"I wanted to get it over with because there was so much talk about it leading up to it," Brodeur said. "So next thing you know I had a lot of people from Montreal coming in and my dad came in. It was kind of one of those things that, hopefully, you get it done and enjoy it with your family. I know the fans were really excited about it. "
With 3:04 remaining in the second period Patrik Elias set up Brian Gionta for a shorthanded goal that gave the Devils a 3-0 lead. The assist was the 702nd point of Elias' NHL career, moving him ahead of John MacLean for the most in Devils history.
"The fact that Patrik also had something special the same night; it was kind of pretty cool to have those two experiences together," Brodeur said.
With Elias' milestone out of the way, Brodeur appeared to have a clear path to his own. The Blackhawks had other ideas.
Cam Barker's power-play goal with 2:32 left in the second period cut the Devils' lead to 3-1. Even after that, Brodeur had a relatively stress-free third period until Dustin Byfuglien scored with 2:03 remaining.
"They got a goal late and it was a little tight there at the end," Brodeur said. "That was probably a little more nerve-wracking than a regular regular-season game."
After getting through those final 123 seconds, it was time for Brodeur to celebrate. But before he could take his victory lap, someone handed him a pair of scissors to cut the net off the goal frame as a souvenir.
"That was so hard," Brodeur said. "That's why I really appreciate that [backup Kevin Weekes] said to me, 'Just go skate around. I'll try to finish it up.' But I was like, 'This is going to be a while here to cut the net off.'"
Brodeur said he kept the "bulk of" that net, but gave away little pieces to friends, family and teammates so they'd also have something to remember that night by.

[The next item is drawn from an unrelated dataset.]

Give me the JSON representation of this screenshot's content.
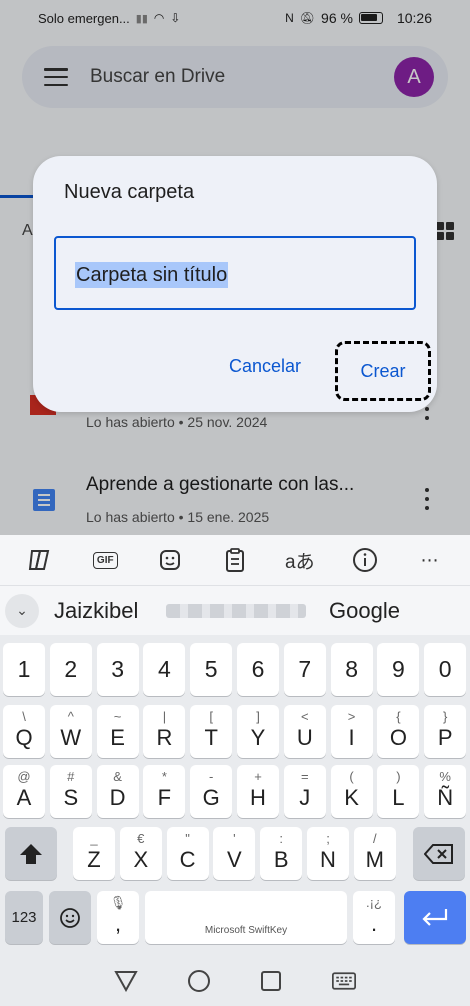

"It was a great night," he said "It was just the way it happened too, the fact that I was able to tie [the record] up in Montreal when [Roy] was at the game and the following game do it in front of our fans in New Jersey. If I had waited one more game, I'm doing it in Carolina and it's not the same experience."